» **EXERCISE DETAILS**
Below are records; copy every line in them that holds the word "title".

(Interface dataset entries)
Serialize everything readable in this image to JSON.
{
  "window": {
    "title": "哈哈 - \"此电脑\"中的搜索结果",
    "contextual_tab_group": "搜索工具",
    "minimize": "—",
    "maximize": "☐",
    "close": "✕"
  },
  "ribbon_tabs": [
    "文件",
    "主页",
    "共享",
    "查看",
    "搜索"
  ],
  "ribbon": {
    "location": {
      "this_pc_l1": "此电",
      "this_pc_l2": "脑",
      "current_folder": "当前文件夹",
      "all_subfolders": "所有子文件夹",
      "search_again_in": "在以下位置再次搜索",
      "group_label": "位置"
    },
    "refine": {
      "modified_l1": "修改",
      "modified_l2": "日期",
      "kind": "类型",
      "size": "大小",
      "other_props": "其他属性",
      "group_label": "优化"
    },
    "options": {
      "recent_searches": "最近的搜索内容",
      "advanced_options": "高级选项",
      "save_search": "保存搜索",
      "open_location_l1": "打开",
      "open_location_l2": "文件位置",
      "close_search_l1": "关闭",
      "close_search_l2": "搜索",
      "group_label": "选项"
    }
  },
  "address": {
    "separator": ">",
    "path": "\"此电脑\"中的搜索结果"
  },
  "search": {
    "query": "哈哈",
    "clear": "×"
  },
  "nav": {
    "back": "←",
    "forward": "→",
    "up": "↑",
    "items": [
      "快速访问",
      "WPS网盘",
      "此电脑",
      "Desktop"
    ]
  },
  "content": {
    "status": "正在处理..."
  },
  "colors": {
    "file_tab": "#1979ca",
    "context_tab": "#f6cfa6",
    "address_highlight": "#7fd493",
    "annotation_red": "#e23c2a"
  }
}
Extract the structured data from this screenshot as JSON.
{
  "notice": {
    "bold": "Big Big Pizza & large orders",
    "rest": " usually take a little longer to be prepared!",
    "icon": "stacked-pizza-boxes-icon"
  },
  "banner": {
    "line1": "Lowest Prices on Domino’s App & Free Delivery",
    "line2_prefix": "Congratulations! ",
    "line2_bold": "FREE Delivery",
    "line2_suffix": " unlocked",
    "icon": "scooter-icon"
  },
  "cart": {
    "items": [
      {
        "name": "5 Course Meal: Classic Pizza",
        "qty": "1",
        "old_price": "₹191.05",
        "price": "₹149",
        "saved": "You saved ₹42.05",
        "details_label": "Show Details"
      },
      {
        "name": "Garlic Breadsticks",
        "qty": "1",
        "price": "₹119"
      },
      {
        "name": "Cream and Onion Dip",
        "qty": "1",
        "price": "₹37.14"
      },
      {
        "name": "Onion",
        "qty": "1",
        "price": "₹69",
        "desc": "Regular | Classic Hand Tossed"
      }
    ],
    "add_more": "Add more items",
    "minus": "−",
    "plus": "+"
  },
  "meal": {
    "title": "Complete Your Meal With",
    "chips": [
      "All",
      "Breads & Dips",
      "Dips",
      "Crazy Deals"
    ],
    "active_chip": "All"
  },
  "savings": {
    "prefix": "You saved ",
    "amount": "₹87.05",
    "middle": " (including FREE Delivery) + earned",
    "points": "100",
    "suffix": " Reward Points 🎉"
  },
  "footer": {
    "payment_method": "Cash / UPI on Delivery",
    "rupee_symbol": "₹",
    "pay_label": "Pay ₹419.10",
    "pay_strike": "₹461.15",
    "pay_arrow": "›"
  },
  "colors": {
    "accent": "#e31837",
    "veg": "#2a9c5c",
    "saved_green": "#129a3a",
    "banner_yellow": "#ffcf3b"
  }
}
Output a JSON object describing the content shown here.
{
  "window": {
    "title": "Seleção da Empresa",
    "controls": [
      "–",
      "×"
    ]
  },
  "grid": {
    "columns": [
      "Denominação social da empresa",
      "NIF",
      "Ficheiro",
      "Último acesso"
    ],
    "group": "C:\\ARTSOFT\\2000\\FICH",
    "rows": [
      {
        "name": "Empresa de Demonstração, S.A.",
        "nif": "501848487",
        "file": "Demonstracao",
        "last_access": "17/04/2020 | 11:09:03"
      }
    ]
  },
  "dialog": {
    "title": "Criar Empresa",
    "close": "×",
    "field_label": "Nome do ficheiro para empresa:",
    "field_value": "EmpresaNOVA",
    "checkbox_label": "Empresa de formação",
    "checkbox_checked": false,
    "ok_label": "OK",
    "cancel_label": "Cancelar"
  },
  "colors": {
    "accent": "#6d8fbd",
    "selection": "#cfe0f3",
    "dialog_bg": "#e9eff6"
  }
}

» **FINISHED EXERCISE**
    "title": "哈哈 - \"此电脑\"中的搜索结果",
    "title": "Complete Your Meal With",
    "title": "Seleção da Empresa",
    "title": "Criar Empresa",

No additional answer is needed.